Most deadlines aren’t deadlines because a lot of them are breached and no one dies.


The only way to get estimations right is to not do them. Estimations in software can not be accurate. Unless you keep a buffer of +-100% there is little chance to get it right. While scoping and planning a year or a quarter, estimations are OK at a big level. Do not do any other low-level estimations. It is a waste of time. Do not play planning poker. You will not get them right. Either you will cut corners and ship poor quality or you will crunch to prove that your estimations were correct. Managers should stop asking for them. Estimating software is nearly impossible because of the number of variables involved. You can do it if you have made the exact same thing before. A carpenter can tell you when the table would get finished because he has made the same thing, with similar tools and products over and over again for decades. In software, you can’t because if you were to make the same thing unlike physical things you would just use the existing software. Again, remnants of the industrial era. Software is not produced on assembly lines.

I dream of a world where people don’t ask for estimations and deadlines. Deadlines can’t be real in software. Most deadlines aren’t deadlines because a lot of them are breached and no one dies. We use the word too frequently and too leniently. I am not sure why the woke folk hasn’t already started a movement against it. Deadline is a line around a prison which if crossed by a prisoner required the guard to shoot them. Does that make software engineers prisoners? That is true to some extent for modern-day work but yeah, have some respect. Anyways, that was a rant but most deadlines are not urgent.

When everything is urgent then nothing is.

If you decide to make a feature and someone estimated it would take 10 days and the deadline was set 15 days from then. Nothing would happen if it wasn’t shipped. There are certain forms of deadlines that are actually true and should be respected. That could be like an annual audit that has to happen on a certain date and you need to ship something to clear it. Most of those can be very easily planned. Don't put yourself or your team in a tight position lest they deliver shabby software. This is more for managers than engineers but realizing this is important to be free from prison someday.

Story pointing is a second-order effect of engineering managers trying to solve time-based estimations. Equally futile. Most people, in their heads if not openly, will anyways map story points to time in some sense and add some factor of uncertainty. Those who fix 1 story point to a simple bug fix in the app would still measure that it took them 2 hours to fix this bug so 1 story point is 2 hours of work. Subconsciously, the estimations part still lurks around in one form or another. Skip story pointing. Skip scrum.

When you press engineers on estimations, they are likely to cut corners and deliver poor quality. Instead, scope down things. Ship in iterations. Iterations that are so small that you wouldn’t bother asking for estimation and if it goes wrong, the least amount of time is wasted. Remember, we need to avoid heroic efforts. Many managers know estimations are hardly on point. Many managers just want estimations to hold people accountable instead of doing the real work. Real work is to scope down things. To fire people who cheat.

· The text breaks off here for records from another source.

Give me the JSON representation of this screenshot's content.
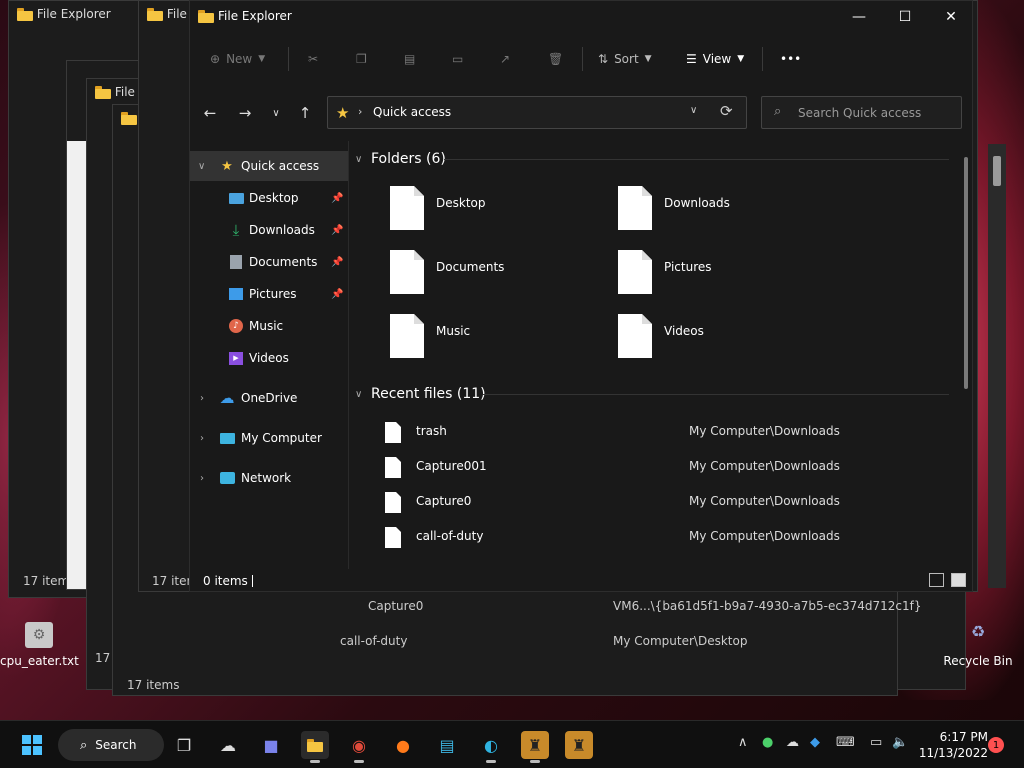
{
  "window": {
    "title": "File Explorer",
    "minimize": "—",
    "maximize": "☐",
    "close": "✕"
  },
  "toolbar": {
    "new_label": "New",
    "sort_label": "Sort",
    "view_label": "View",
    "more_label": "•••"
  },
  "address": {
    "path": "Quick access",
    "separator": "›"
  },
  "search": {
    "placeholder": "Search Quick access"
  },
  "nav": {
    "items": [
      {
        "label": "Quick access",
        "icon": "star-icon",
        "color": "#f5c542"
      },
      {
        "label": "Desktop",
        "icon": "desktop-icon",
        "color": "#4aa3df",
        "pinned": true
      },
      {
        "label": "Downloads",
        "icon": "download-icon",
        "color": "#2fb36b",
        "pinned": true
      },
      {
        "label": "Documents",
        "icon": "document-icon",
        "color": "#9aa3ad",
        "pinned": true
      },
      {
        "label": "Pictures",
        "icon": "pictures-icon",
        "color": "#3d9be9",
        "pinned": true
      },
      {
        "label": "Music",
        "icon": "music-icon",
        "color": "#e0664a"
      },
      {
        "label": "Videos",
        "icon": "videos-icon",
        "color": "#8a4fe0"
      },
      {
        "label": "OneDrive",
        "icon": "onedrive-icon",
        "color": "#3d9be9"
      },
      {
        "label": "My Computer",
        "icon": "computer-icon",
        "color": "#3db4e0"
      },
      {
        "label": "Network",
        "icon": "network-icon",
        "color": "#3db4e0"
      }
    ]
  },
  "folders": {
    "title": "Folders (6)",
    "items": [
      "Desktop",
      "Downloads",
      "Documents",
      "Pictures",
      "Music",
      "Videos"
    ]
  },
  "recent": {
    "title": "Recent files (11)",
    "items": [
      {
        "name": "trash",
        "location": "My Computer\\Downloads"
      },
      {
        "name": "Capture001",
        "location": "My Computer\\Downloads"
      },
      {
        "name": "Capture0",
        "location": "My Computer\\Downloads"
      },
      {
        "name": "call-of-duty",
        "location": "My Computer\\Downloads"
      }
    ]
  },
  "status": {
    "count": "0 items"
  },
  "background": {
    "title_partial": "File",
    "status_17": "17 items",
    "status_17_short": "17 item",
    "status_17_num": "17",
    "status_0_short": "0 it",
    "rows": [
      {
        "name": "Capture0",
        "location": "VM6...\\{ba61d5f1-b9a7-4930-a7b5-ec374d712c1f}"
      },
      {
        "name": "call-of-duty",
        "location": "My Computer\\Desktop"
      }
    ]
  },
  "desktop": {
    "icons": [
      {
        "label": "cpu_eater.txt"
      },
      {
        "label": "Recycle Bin"
      }
    ]
  },
  "taskbar": {
    "search_label": "Search",
    "time": "6:17 PM",
    "date": "11/13/2022",
    "notifications": "1"
  }
}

To enable people. To come up with a good plan for a complex idea. To have the flexibility to adapt when things go south. To save a project from risk. To inject risk sometimes.

Nonetheless, your manager might want you to do estimations if you are not lucky enough to be in a company that doesn’t. You can find unlimited and near-useless literature on estimating software online. Here are a few futile tips from me.

  1. Try to make an accurate estimation then 2x the time.
  2. Giving estimates to line managers and the CEO is different. CEOs are interested in when it will be live.
  3. Under commit, over deliver.
  4. Revisit your estimations after delivery and see how accurate you were. Where you went wrong and what can be improved.
  5. If you need time to tell how much time it would take, buy that time. Tell ‘em you will be back with estimates.
  6. If requirements change, escalate that if it will take more time.
  7. If you work 8 hours a day, consider a day’s work to be 6 hours. If something will take 16 hours that means you will open it for review in three days, not two.
  8. When development is done a PR is reviewed, QAed, and possibly rejected. Once it's approved it will be merged and released with the next release. Getting 10 minutes of work to production can take 1 to 15 days depending on the size of the company.
  9. If there are unknowns, a lot of communications, external teams, and third-party integrations involved, keep a buffer.
  10. Breaking the task down helps. Imagine all the flows that you are going to program.

However, it will still take a decade of hit and trial before you could estimate with reasonable accuracy.